However material culture in the West and in Japan was licentiously left to its selfindulgence until its preservation was actively planned according to modern cultural principles. When we think about war or fire in the past, the survival of material culture is indeed merely coincidental. We can’t say that only select and good quality pieces were left in a historical manner. The finest sculpture of Praxiteles in Greece might still lie deep in the mediterranean sea. But the fate suffered in the past by the Japanese formative arts that depended on woods and papers were much more thorough than this. The cultural assets that were lost in the Onin war were countless and the temples and shrines in Kyoto that survived this war survived by sheer luck.
Probably, the relationship to such materials is one of the reason why the adherence to material culture is comparatively thin in Japan and why the transfer to cultural forms with premise disappearance is characteristic. In this theory, the destruction of the original results in not just the absolute destruction of the original but also a decisive value difference between the original and the copy never occurs. We can see this in the simple example found in the rebuilding of the shrine (Shikinen sengu) in Ise Grand Shrine. (Shikinen Sengu takes place periodically at Ise Grand Shrine. Two primary buildings,Naiku(KotaiJingu) and Geku(ToyoukeDaijingu) and the other 14 adjacent shrines attached to this shrine are rebuilt and refurbished together with the deities every 20 years. At the same time Hoden gai heiden, Torii, Mikaki, and Mikedono etc. total 65 buildings and other treasures, artifacts and the Uji bridge are also refurbished or rebuilt. ) The Shikinen Sengu was begun in the reign of Empress Jito about 1300 years ago but the newly built Ise Grand Shrine becomes the original. The previous “original” entrust its life to the new “original” and dies down and then the copy becomes the original. Comparable to the burden of the Classical Period of Greek sculpture that we can only see them today through the copies of the Roman Period, the culture concept of the Shikinen Sengu in Ise Grand Shrine is much more unique. Like “Honkadori” (Elaborate adaptation from a famous poem. Mention later.) and others in the art of Tanka poetry, this kind of culture concept still occupies a deep part of our heart today.
With a peculiar national character, history, geographical location and climate in Japan, the national traits in the culture is remarkable. The traditional patterns that Japanese entertainment such as Noh and Kabuki is a clue for the transmission to its successors who are also stimulated by the clue itself. Formality constantly arousing freedom is a feature of the Japanese performing arts. Since early 20th century’s naturalism, Japanese modern novel which seems at first sight the most unfettered genre made several times more effort for the literary style than the ideology even though it was unintentional.

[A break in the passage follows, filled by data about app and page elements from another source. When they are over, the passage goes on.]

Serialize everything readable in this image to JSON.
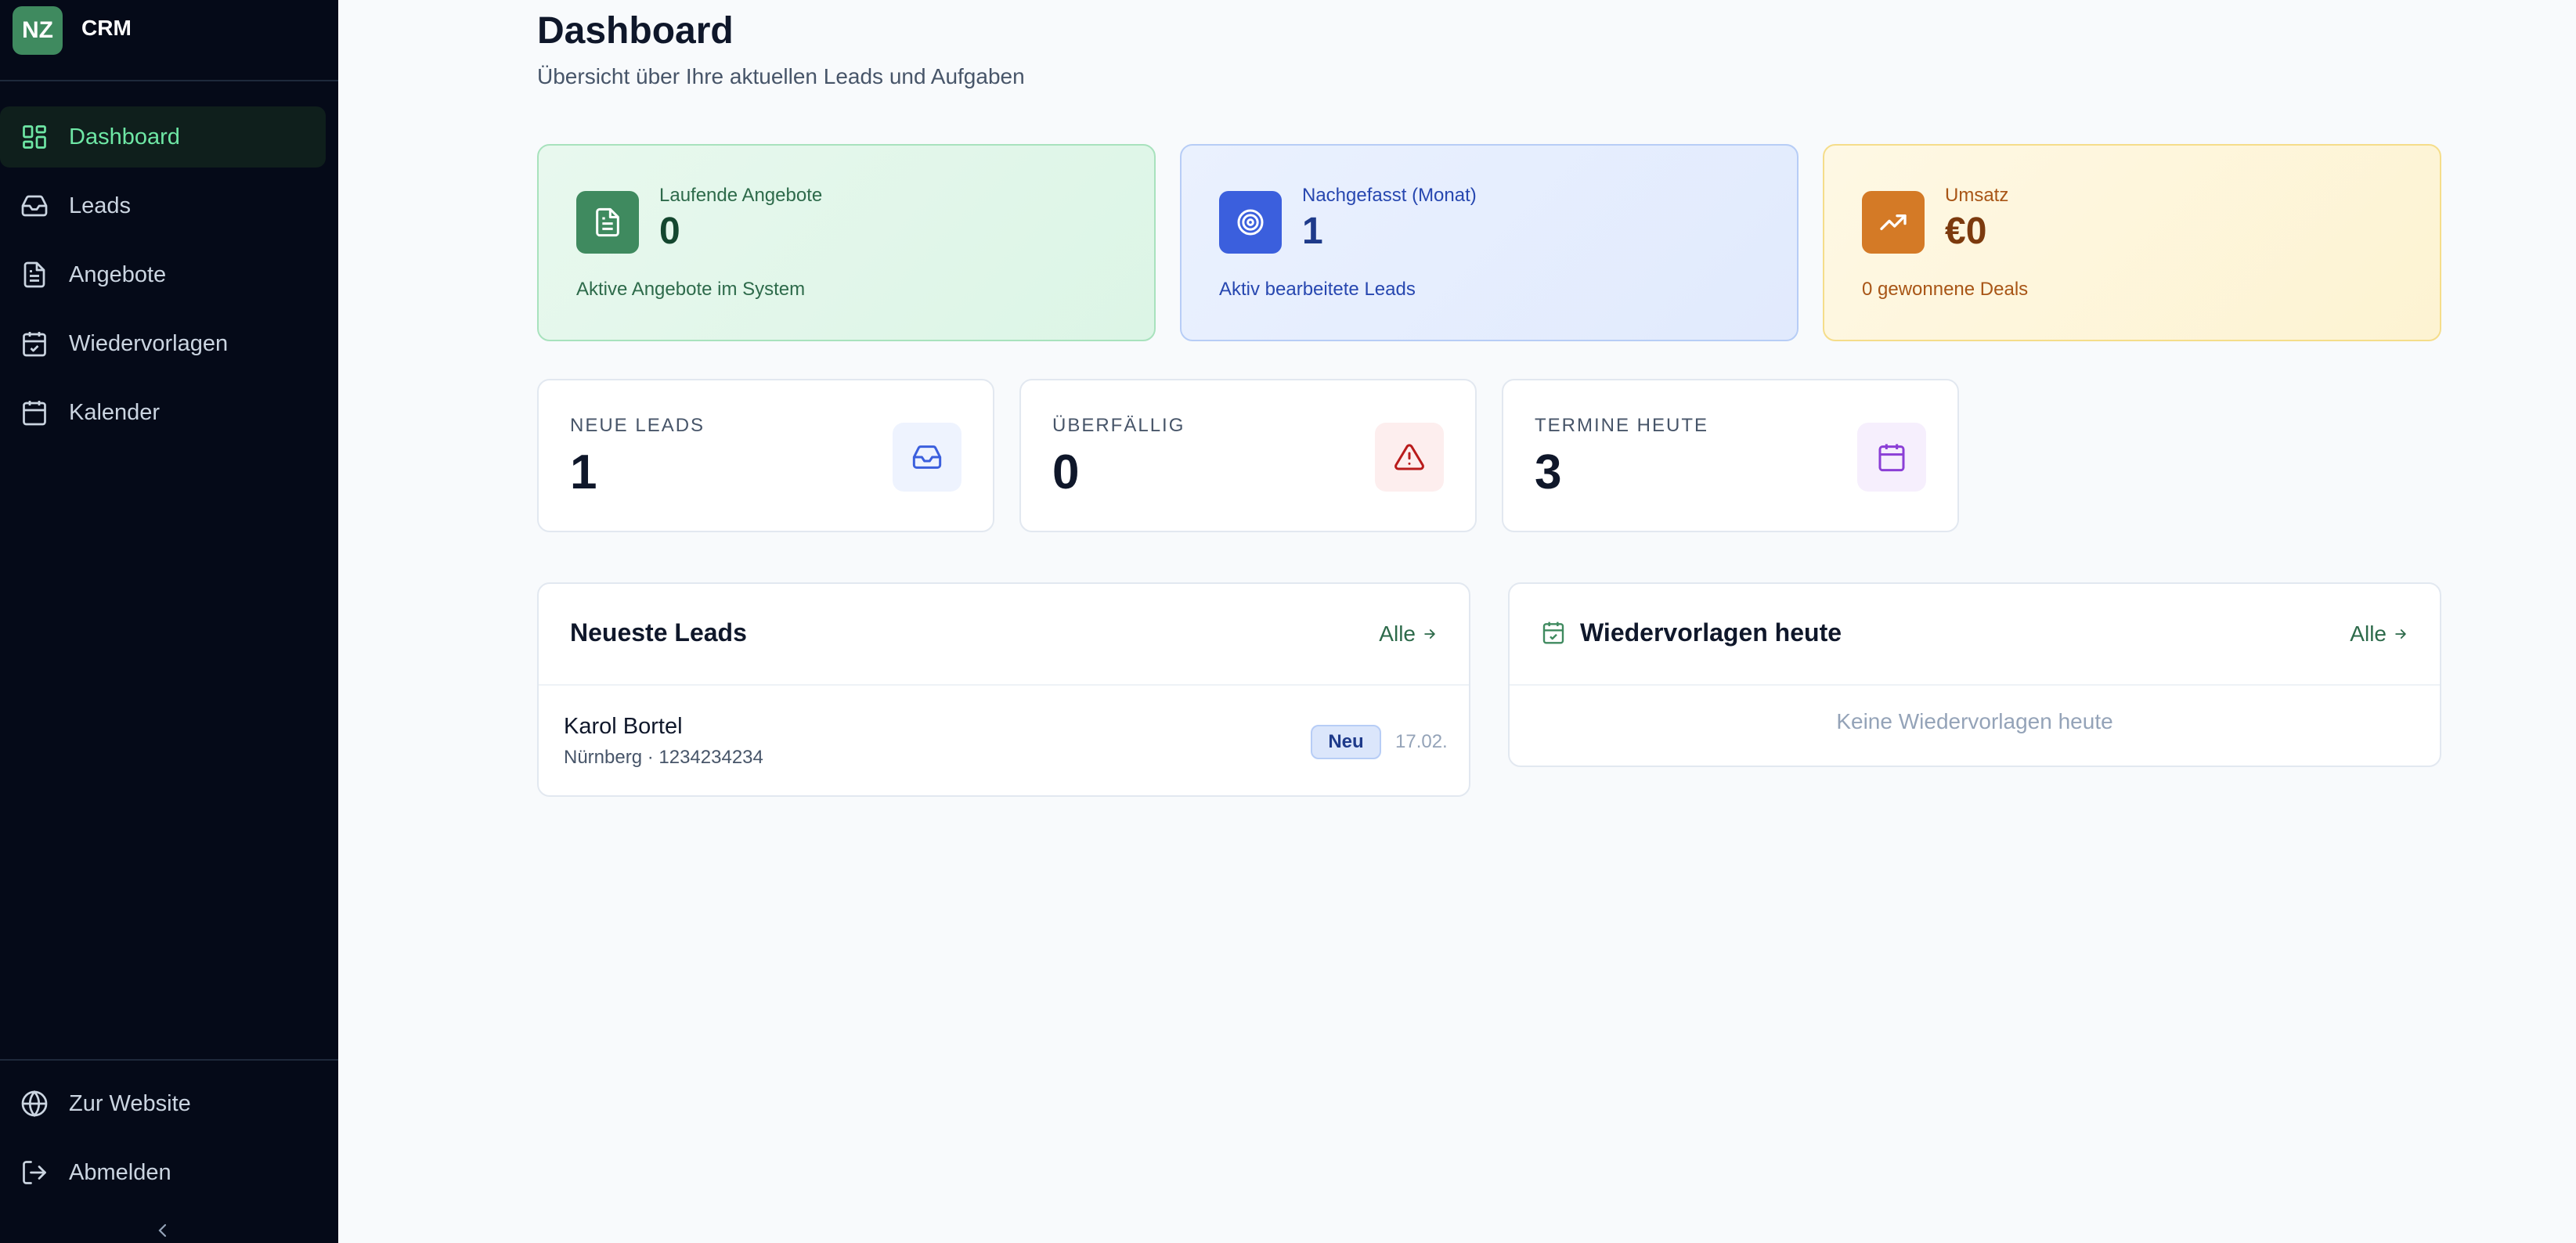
{
  "brand": {
    "initials": "NZ",
    "name": "CRM"
  },
  "sidebar": {
    "items": [
      {
        "label": "Dashboard",
        "icon": "dashboard-icon",
        "active": true
      },
      {
        "label": "Leads",
        "icon": "inbox-icon"
      },
      {
        "label": "Angebote",
        "icon": "document-icon"
      },
      {
        "label": "Wiedervorlagen",
        "icon": "calendar-check-icon"
      },
      {
        "label": "Kalender",
        "icon": "calendar-icon"
      }
    ],
    "footer": [
      {
        "label": "Zur Website",
        "icon": "globe-icon"
      },
      {
        "label": "Abmelden",
        "icon": "logout-icon"
      }
    ]
  },
  "header": {
    "title": "Dashboard",
    "subtitle": "Übersicht über Ihre aktuellen Leads und Aufgaben"
  },
  "kpis": [
    {
      "label": "Laufende Angebote",
      "value": "0",
      "sub": "Aktive Angebote im System",
      "icon": "document-icon",
      "color": "#3f8a5f"
    },
    {
      "label": "Nachgefasst (Monat)",
      "value": "1",
      "sub": "Aktiv bearbeitete Leads",
      "icon": "target-icon",
      "color": "#3b5fdd"
    },
    {
      "label": "Umsatz",
      "value": "€0",
      "sub": "0 gewonnene Deals",
      "icon": "trending-up-icon",
      "color": "#d47a26"
    }
  ],
  "stats": [
    {
      "label": "NEUE LEADS",
      "value": "1",
      "icon": "inbox-icon"
    },
    {
      "label": "ÜBERFÄLLIG",
      "value": "0",
      "icon": "warning-icon"
    },
    {
      "label": "TERMINE HEUTE",
      "value": "3",
      "icon": "calendar-icon"
    }
  ],
  "latest_leads": {
    "title": "Neueste Leads",
    "link": "Alle",
    "items": [
      {
        "name": "Karol Bortel",
        "meta": "Nürnberg · 1234234234",
        "badge": "Neu",
        "date": "17.02."
      }
    ]
  },
  "followups_today": {
    "title": "Wiedervorlagen heute",
    "link": "Alle",
    "empty": "Keine Wiedervorlagen heute"
  }
}
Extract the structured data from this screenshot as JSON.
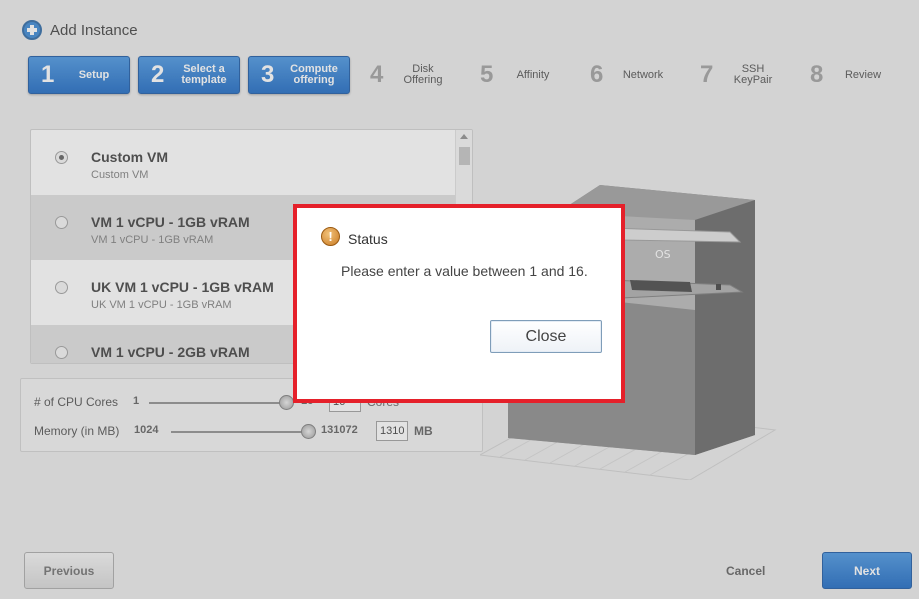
{
  "header": {
    "title": "Add Instance"
  },
  "steps": [
    {
      "num": "1",
      "label": "Setup",
      "active": true
    },
    {
      "num": "2",
      "label": "Select a template",
      "active": true
    },
    {
      "num": "3",
      "label": "Compute offering",
      "active": true
    },
    {
      "num": "4",
      "label": "Disk Offering",
      "active": false
    },
    {
      "num": "5",
      "label": "Affinity",
      "active": false
    },
    {
      "num": "6",
      "label": "Network",
      "active": false
    },
    {
      "num": "7",
      "label": "SSH KeyPair",
      "active": false
    },
    {
      "num": "8",
      "label": "Review",
      "active": false
    }
  ],
  "offerings": [
    {
      "name": "Custom VM",
      "desc": "Custom VM",
      "selected": true
    },
    {
      "name": "VM 1 vCPU - 1GB vRAM",
      "desc": "VM 1 vCPU - 1GB vRAM",
      "selected": false
    },
    {
      "name": "UK VM 1 vCPU - 1GB vRAM",
      "desc": "UK VM 1 vCPU - 1GB vRAM",
      "selected": false
    },
    {
      "name": "VM 1 vCPU - 2GB vRAM",
      "desc": "",
      "selected": false
    }
  ],
  "cpu": {
    "label": "# of CPU Cores",
    "min": "1",
    "max": "16",
    "value": "16",
    "unit": "Cores"
  },
  "memory": {
    "label": "Memory (in MB)",
    "min": "1024",
    "max": "131072",
    "value": "1310",
    "unit": "MB"
  },
  "server_image": {
    "os_label": "OS"
  },
  "buttons": {
    "previous": "Previous",
    "cancel": "Cancel",
    "next": "Next"
  },
  "dialog": {
    "title": "Status",
    "message": "Please enter a value between 1 and 16.",
    "close": "Close",
    "icon_glyph": "!"
  }
}
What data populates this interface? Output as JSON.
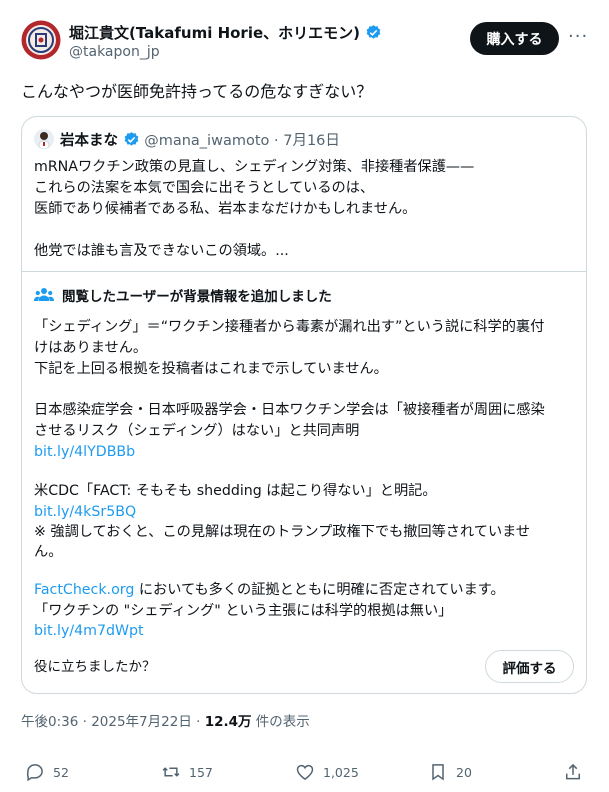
{
  "author": {
    "name": "堀江貴文(Takafumi Horie、ホリエモン)",
    "handle": "@takapon_jp",
    "buy_label": "購入する",
    "more_label": "···"
  },
  "post_text": "こんなやつが医師免許持ってるの危なすぎない？",
  "quote": {
    "name": "岩本まな",
    "handle": "@mana_iwamoto",
    "date": "· 7月16日",
    "lines": [
      "mRNAワクチン政策の見直し、シェディング対策、非接種者保護——",
      "これらの法案を本気で国会に出そうとしているのは、",
      "医師であり候補者である私、岩本まなだけかもしれません。",
      "",
      "他党では誰も言及できないこの領域。..."
    ]
  },
  "community_note": {
    "header": "閲覧したユーザーが背景情報を追加しました",
    "p1": [
      "「シェディング」＝“ワクチン接種者から毒素が漏れ出す”という説に科学的裏付",
      "けはありません。",
      "下記を上回る根拠を投稿者はこれまで示していません。"
    ],
    "p2": [
      "日本感染症学会・日本呼吸器学会・日本ワクチン学会は「被接種者が周囲に感染",
      "させるリスク（シェディング）はない」と共同声明"
    ],
    "link1": "bit.ly/4lYDBBb",
    "p3": [
      "米CDC「FACT: そもそも shedding は起こり得ない」と明記。"
    ],
    "link2": "bit.ly/4kSr5BQ",
    "p4": [
      "※ 強調しておくと、この見解は現在のトランプ政権下でも撤回等されていませ",
      "ん。"
    ],
    "factcheck_link": "FactCheck.org",
    "factcheck_rest": " においても多くの証拠とともに明確に否定されています。",
    "p5": [
      "「ワクチンの \"シェディング\" という主張には科学的根拠は無い」"
    ],
    "link3": "bit.ly/4m7dWpt",
    "helpful_q": "役に立ちましたか？",
    "rate_label": "評価する"
  },
  "meta": {
    "time": "午後0:36 · 2025年7月22日 · ",
    "views_count": "12.4万",
    "views_label": " 件の表示"
  },
  "actions": {
    "replies": "52",
    "reposts": "157",
    "likes": "1,025",
    "bookmarks": "20"
  },
  "colors": {
    "link": "#1d9bf0",
    "verified": "#1d9bf0",
    "text": "#0f1419",
    "muted": "#536471",
    "border": "#cfd9de"
  },
  "icons": [
    "verified-badge-icon",
    "people-icon",
    "reply-icon",
    "repost-icon",
    "like-icon",
    "bookmark-icon",
    "share-icon"
  ]
}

Japanese writer Yukio Mishima says that the essence of culture is not found in either materials or in the spirit of a nation. Although it is the consequence of materials, it is “a form” which may be metaphorically described as a crystal through which we can see the spirit of a nation. No matter how much the crystal becomes opaque, it still holds enough transparency to see them. Therefore it includes not only material culture but also the deeds of the people and the pattern of those deeds.